Give the number of lines in this listing that contain "name", with no other words.

---- Data extracts

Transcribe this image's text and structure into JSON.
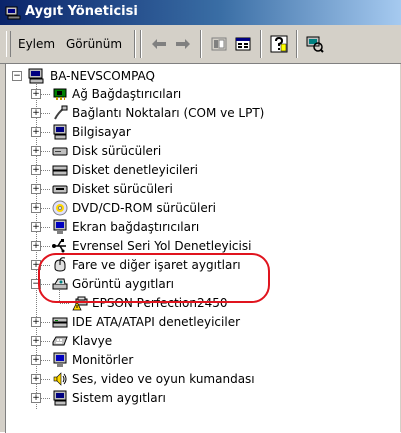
{
  "window": {
    "title": "Aygıt Yöneticisi"
  },
  "menu": {
    "action": "Eylem",
    "view": "Görünüm"
  },
  "tree": {
    "root": "BA-NEVSCOMPAQ",
    "items": [
      {
        "label": "Ağ Bağdaştırıcıları",
        "icon": "network-adapter-icon"
      },
      {
        "label": "Bağlantı Noktaları (COM ve LPT)",
        "icon": "port-icon"
      },
      {
        "label": "Bilgisayar",
        "icon": "computer-icon"
      },
      {
        "label": "Disk sürücüleri",
        "icon": "disk-drive-icon"
      },
      {
        "label": "Disket denetleyicileri",
        "icon": "floppy-controller-icon"
      },
      {
        "label": "Disket sürücüleri",
        "icon": "floppy-drive-icon"
      },
      {
        "label": "DVD/CD-ROM sürücüleri",
        "icon": "cdrom-icon"
      },
      {
        "label": "Ekran bağdaştırıcıları",
        "icon": "display-adapter-icon"
      },
      {
        "label": "Evrensel Seri Yol Denetleyicisi",
        "icon": "usb-icon"
      },
      {
        "label": "Fare ve diğer işaret aygıtları",
        "icon": "mouse-icon"
      },
      {
        "label": "Görüntü aygıtları",
        "icon": "imaging-device-icon"
      },
      {
        "label": "EPSON Perfection2450",
        "icon": "warning-device-icon"
      },
      {
        "label": "IDE ATA/ATAPI denetleyiciler",
        "icon": "ide-controller-icon"
      },
      {
        "label": "Klavye",
        "icon": "keyboard-icon"
      },
      {
        "label": "Monitörler",
        "icon": "monitor-icon"
      },
      {
        "label": "Ses, video ve oyun kumandası",
        "icon": "sound-icon"
      },
      {
        "label": "Sistem aygıtları",
        "icon": "system-device-icon"
      }
    ]
  },
  "colors": {
    "highlight": "#e0141e",
    "title_start": "#0a246a",
    "title_end": "#a6caf0"
  }
}
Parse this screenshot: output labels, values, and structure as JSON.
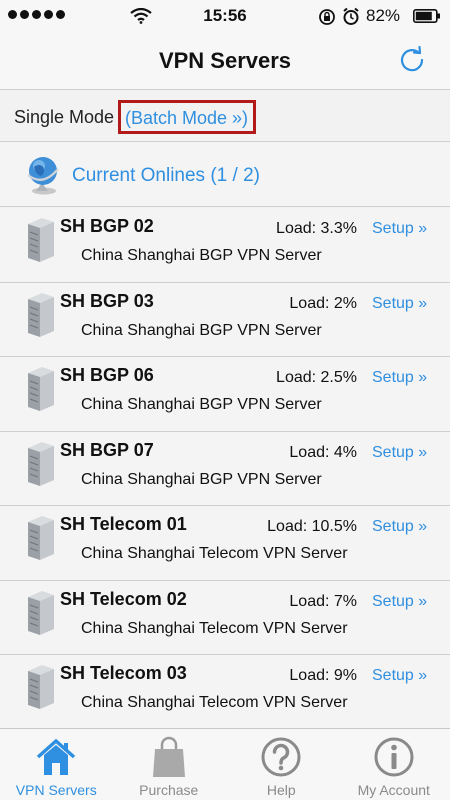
{
  "status_bar": {
    "time": "15:56",
    "battery": "82%"
  },
  "nav": {
    "title": "VPN Servers",
    "refresh_icon": "refresh-icon"
  },
  "mode": {
    "single_label": "Single Mode",
    "batch_label": "(Batch Mode »)"
  },
  "onlines": {
    "label": "Current Onlines (1 / 2)",
    "icon": "globe-icon"
  },
  "servers": [
    {
      "name": "SH BGP 02",
      "load": "Load: 3.3%",
      "setup": "Setup »",
      "desc": "China Shanghai BGP VPN Server"
    },
    {
      "name": "SH BGP 03",
      "load": "Load: 2%",
      "setup": "Setup »",
      "desc": "China Shanghai BGP VPN Server"
    },
    {
      "name": "SH BGP 06",
      "load": "Load: 2.5%",
      "setup": "Setup »",
      "desc": "China Shanghai BGP VPN Server"
    },
    {
      "name": "SH BGP 07",
      "load": "Load: 4%",
      "setup": "Setup »",
      "desc": "China Shanghai BGP VPN Server"
    },
    {
      "name": "SH Telecom 01",
      "load": "Load: 10.5%",
      "setup": "Setup »",
      "desc": "China Shanghai Telecom VPN Server"
    },
    {
      "name": "SH Telecom 02",
      "load": "Load: 7%",
      "setup": "Setup »",
      "desc": "China Shanghai Telecom VPN Server"
    },
    {
      "name": "SH Telecom 03",
      "load": "Load: 9%",
      "setup": "Setup »",
      "desc": "China Shanghai Telecom VPN Server"
    }
  ],
  "tabs": [
    {
      "label": "VPN Servers",
      "icon": "home-icon",
      "active": true
    },
    {
      "label": "Purchase",
      "icon": "shopping-bag-icon",
      "active": false
    },
    {
      "label": "Help",
      "icon": "question-icon",
      "active": false
    },
    {
      "label": "My Account",
      "icon": "info-icon",
      "active": false
    }
  ],
  "colors": {
    "accent": "#2f8fe0",
    "highlight_border": "#b21a1a",
    "inactive_tab": "#8a8a8a"
  }
}
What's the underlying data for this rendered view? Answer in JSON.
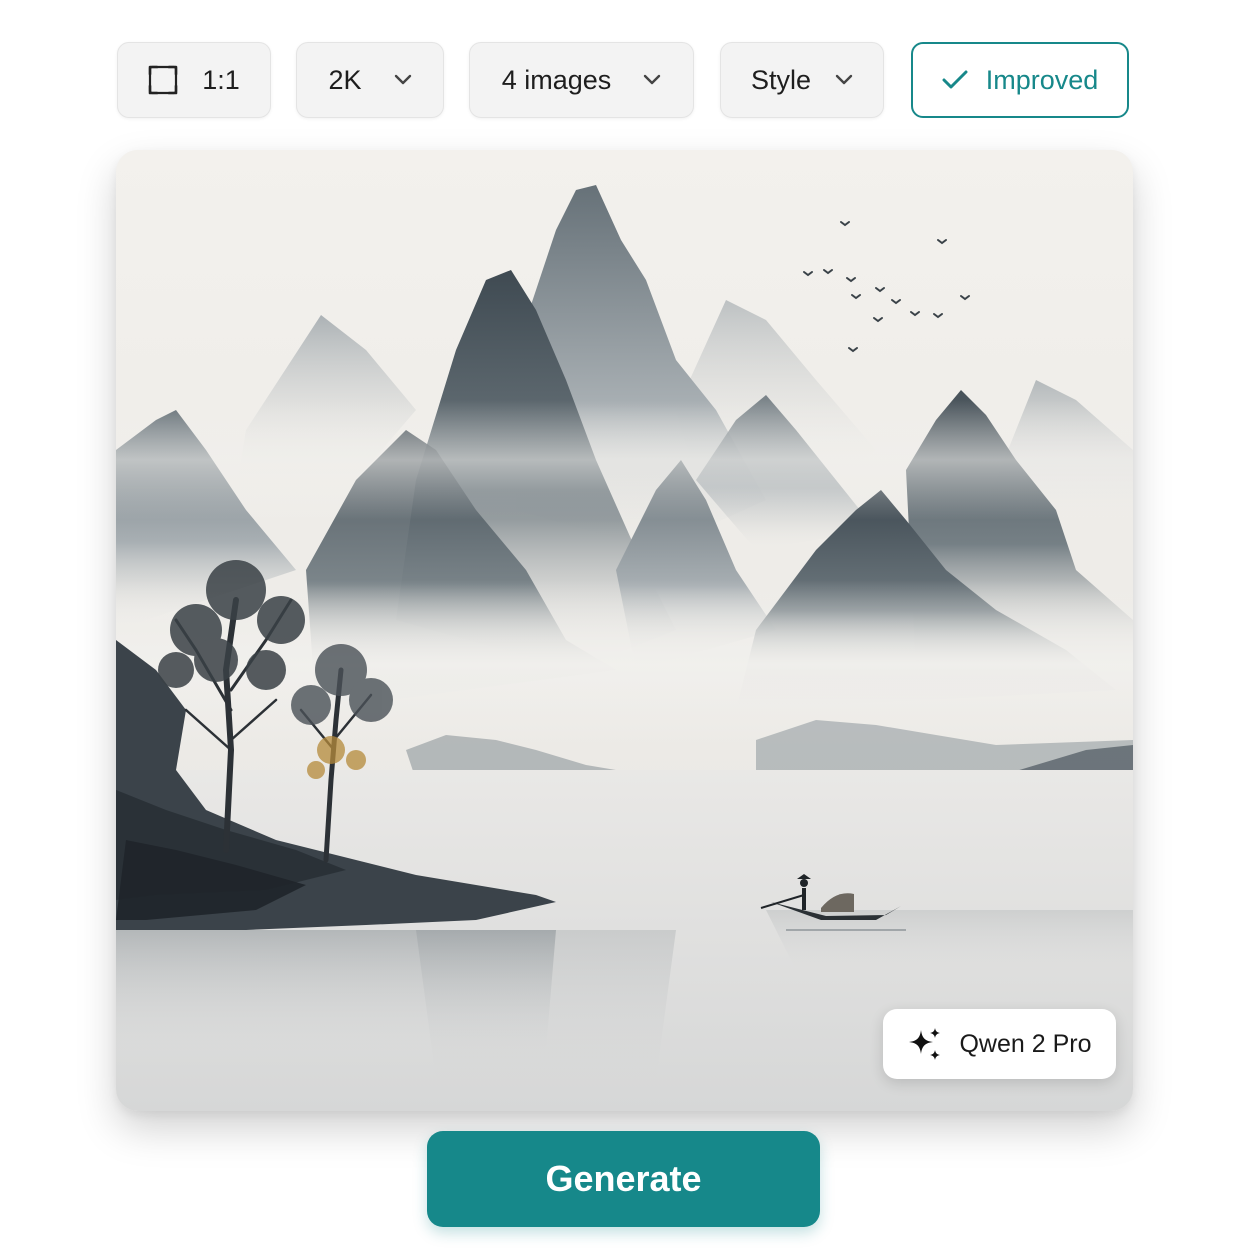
{
  "toolbar": {
    "aspect_ratio": {
      "label": "1:1",
      "icon": "aspect-ratio-icon"
    },
    "resolution": {
      "label": "2K",
      "icon": "chevron-down-icon"
    },
    "image_count": {
      "label": "4 images",
      "icon": "chevron-down-icon"
    },
    "style": {
      "label": "Style",
      "icon": "chevron-down-icon"
    },
    "improved": {
      "label": "Improved",
      "icon": "checkmark-icon",
      "active": true
    }
  },
  "preview": {
    "model_badge": {
      "label": "Qwen 2 Pro",
      "icon": "sparkle-icon"
    }
  },
  "actions": {
    "generate_label": "Generate"
  },
  "colors": {
    "accent": "#16888a",
    "chip_background": "#f3f3f3",
    "page_background": "#ffffff"
  }
}
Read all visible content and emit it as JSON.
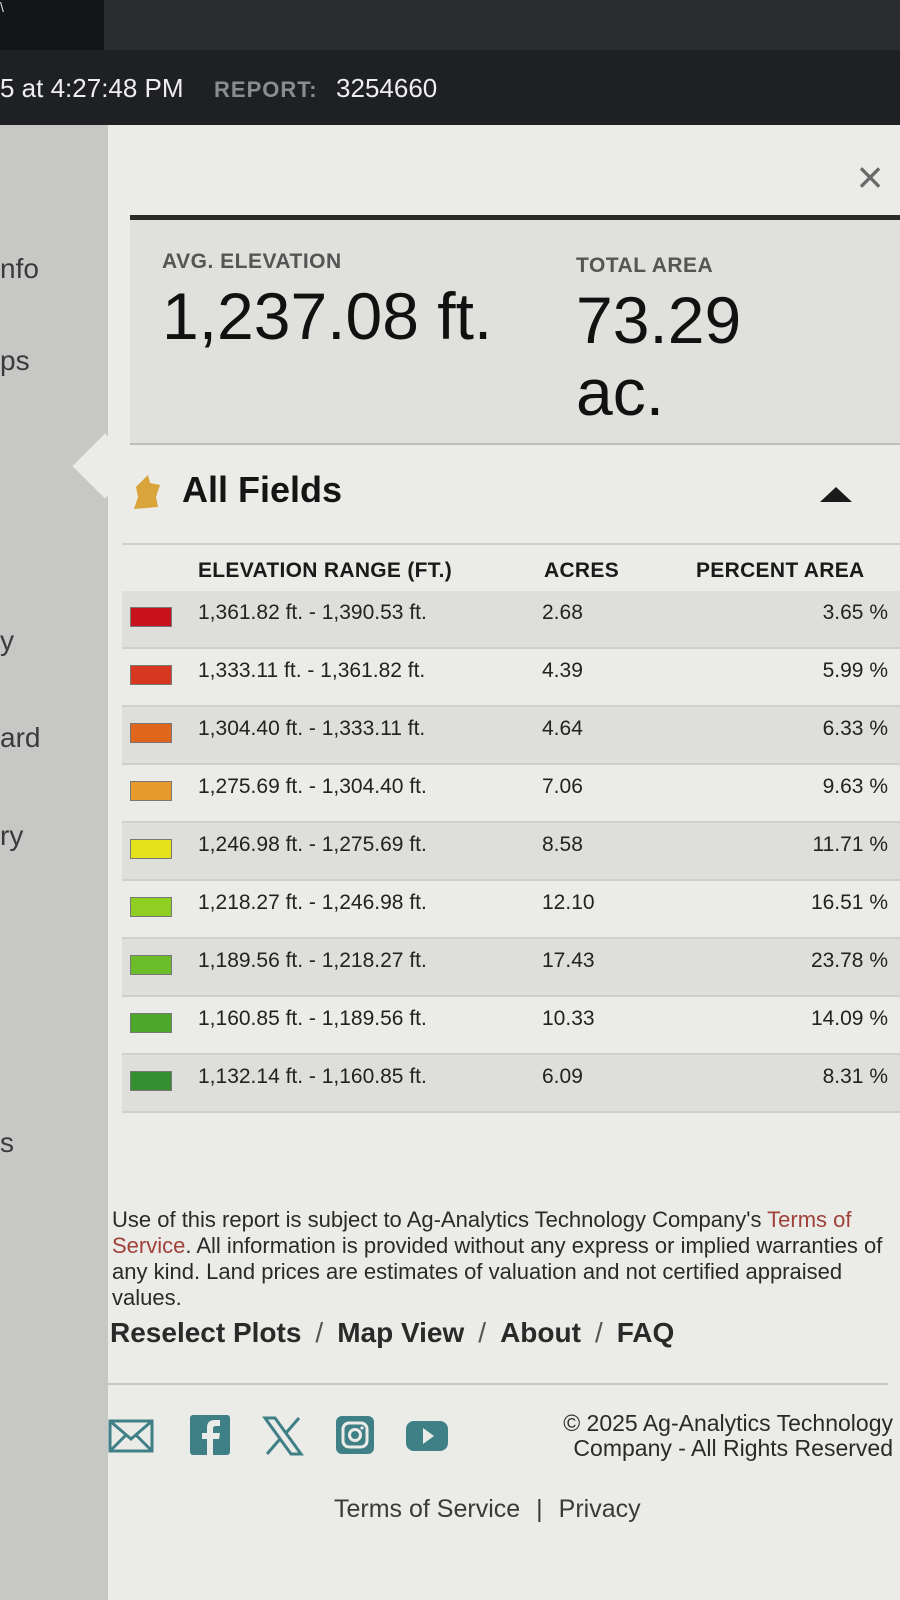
{
  "header": {
    "corner_glyph": "\\",
    "timestamp": "5 at 4:27:48 PM",
    "report_label": "REPORT:",
    "report_number": "3254660"
  },
  "sidebar": {
    "fragments": [
      "nfo",
      "ps",
      "y",
      "ard",
      "ry",
      "s"
    ]
  },
  "panel": {
    "close_label": "×",
    "summary": {
      "avg_elevation_label": "AVG. ELEVATION",
      "avg_elevation_value": "1,237.08 ft.",
      "total_area_label": "TOTAL AREA",
      "total_area_value_line1": "73.29",
      "total_area_value_line2": "ac."
    },
    "fields_title": "All Fields",
    "table": {
      "headers": {
        "range": "ELEVATION RANGE (FT.)",
        "acres": "ACRES",
        "percent": "PERCENT AREA"
      },
      "rows": [
        {
          "range": "1,361.82 ft. - 1,390.53 ft.",
          "acres": "2.68",
          "percent": "3.65 %",
          "color": "#c8121b"
        },
        {
          "range": "1,333.11 ft. - 1,361.82 ft.",
          "acres": "4.39",
          "percent": "5.99 %",
          "color": "#d8371f"
        },
        {
          "range": "1,304.40 ft. - 1,333.11 ft.",
          "acres": "4.64",
          "percent": "6.33 %",
          "color": "#e0661e"
        },
        {
          "range": "1,275.69 ft. - 1,304.40 ft.",
          "acres": "7.06",
          "percent": "9.63 %",
          "color": "#e79a2c"
        },
        {
          "range": "1,246.98 ft. - 1,275.69 ft.",
          "acres": "8.58",
          "percent": "11.71 %",
          "color": "#e4e21c"
        },
        {
          "range": "1,218.27 ft. - 1,246.98 ft.",
          "acres": "12.10",
          "percent": "16.51 %",
          "color": "#8fcf22"
        },
        {
          "range": "1,189.56 ft. - 1,218.27 ft.",
          "acres": "17.43",
          "percent": "23.78 %",
          "color": "#6bbd2a"
        },
        {
          "range": "1,160.85 ft. - 1,189.56 ft.",
          "acres": "10.33",
          "percent": "14.09 %",
          "color": "#4da82c"
        },
        {
          "range": "1,132.14 ft. - 1,160.85 ft.",
          "acres": "6.09",
          "percent": "8.31 %",
          "color": "#338f30"
        }
      ]
    },
    "disclaimer": {
      "part1": "Use of this report is subject to Ag-Analytics Technology Company's",
      "tos_link": "Terms of Service",
      "part2": ". All information is provided without any express or implied warranties of any kind. Land prices are estimates of valuation and not certified appraised values."
    },
    "footer_nav": [
      "Reselect Plots",
      "Map View",
      "About",
      "FAQ"
    ],
    "nav_separator": "/",
    "socials": [
      "mail-icon",
      "facebook-icon",
      "x-icon",
      "instagram-icon",
      "youtube-icon"
    ],
    "copyright_line1": "© 2025 Ag-Analytics Technology",
    "copyright_line2": "Company - All Rights Reserved",
    "legal_links": [
      "Terms of Service",
      "Privacy"
    ],
    "legal_separator": "|",
    "colors": {
      "accent_link": "#a0413a",
      "social_teal": "#3f7f86",
      "panel_bg": "#ebebe8",
      "header_bg": "#1e2023"
    }
  }
}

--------

Completed task » 7